The Importance of Learning Poker

Poker is a game of skill that puts your analytical, mathematical and interpersonal skills to the test. It is also a game that indirectly teaches you life lessons.

A good poker player is always analyzing his or her opponents and making adjustments to their behavior based on what they’ve observed. This is a valuable skill in any walk of life. It is why many poker players go on to become successful entrepreneurs and even celebrities.

During the boom of the early 00’s poker became a spectator sport thanks to online poker and television broadcasts of the World Series of Poker and other tournaments. It was at this time that players like Phil Hellmuth and Daniel Negreanu began to dominate the game and earn millions of dollars on the professional circuit. While this is not a typical result for most players, it is inspiring to anyone who wants to improve their game and see their bankroll grow.

If you are new to poker, one of the first things you should learn is how to play in position. This is a vital strategy that will allow you to maximize the value of your strong hands and bluff opponents off their weak ones. In addition, it will help you to avoid losing your entire stack when you have a bad hand.

Another important thing you will need to learn is how to calculate odds. This will allow you to determine whether a particular hand is worth playing or not. For example, if you have a weak hand but the board is good, it’s usually not worth calling a bet. However, if you have a strong hand and your opponent is raising, it’s probably a good idea to raise as well.

A strong poker player is also able to assess his or her own risk tolerance. This is an important lesson because you can lose more money than you’re able to afford to lose in poker. Therefore, if you find that your losses are starting to add up, you must know when to take a step back and quit the game.

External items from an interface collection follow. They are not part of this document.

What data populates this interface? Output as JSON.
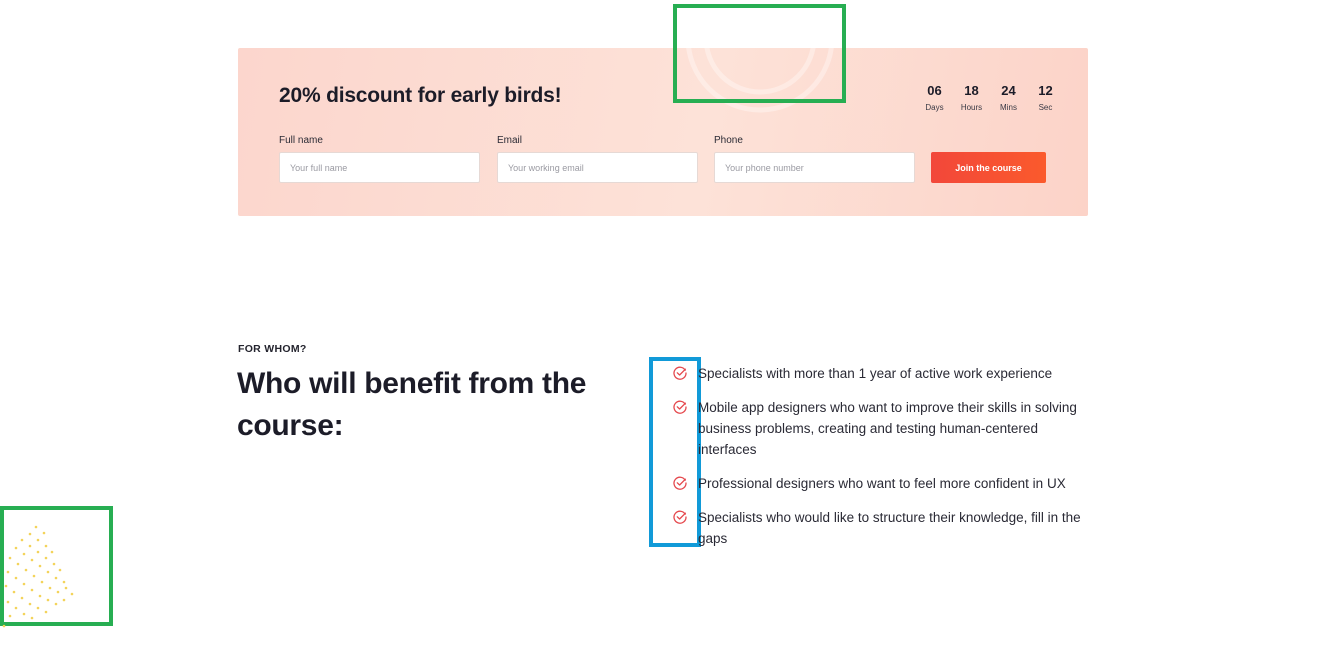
{
  "promo": {
    "title": "20% discount for early birds!",
    "countdown": [
      {
        "value": "06",
        "label": "Days"
      },
      {
        "value": "18",
        "label": "Hours"
      },
      {
        "value": "24",
        "label": "Mins"
      },
      {
        "value": "12",
        "label": "Sec"
      }
    ],
    "fields": {
      "full_name": {
        "label": "Full name",
        "placeholder": "Your full name"
      },
      "email": {
        "label": "Email",
        "placeholder": "Your working email"
      },
      "phone": {
        "label": "Phone",
        "placeholder": "Your phone number"
      }
    },
    "join_label": "Join the course"
  },
  "for_whom": {
    "eyebrow": "FOR WHOM?",
    "title": "Who will benefit from the course:",
    "items": [
      "Specialists with more than 1 year of active work experience",
      "Mobile app designers who want to improve their skills in solving business problems, creating and testing human-centered interfaces",
      "Professional designers who want to feel more confident in UX",
      "Specialists who would like to structure their knowledge, fill in the gaps"
    ]
  },
  "colors": {
    "accent": "#f2473a",
    "card_bg": "#fcd6cd",
    "check": "#e5484d",
    "highlight_green": "#27ae52",
    "highlight_blue": "#119ad8",
    "dots": "#f3d35a"
  },
  "icons": {
    "benefit_marker": "check-circle-icon"
  }
}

Poker is a game that requires intense concentration. A single mistake could cost you a huge amount of money. This is why it’s essential to focus on the cards and also your opponents’ behavior (if you’re playing in a physical environment). This will help you to become a more focused person. As a result, you’ll be better equipped to deal with the challenges of life in general.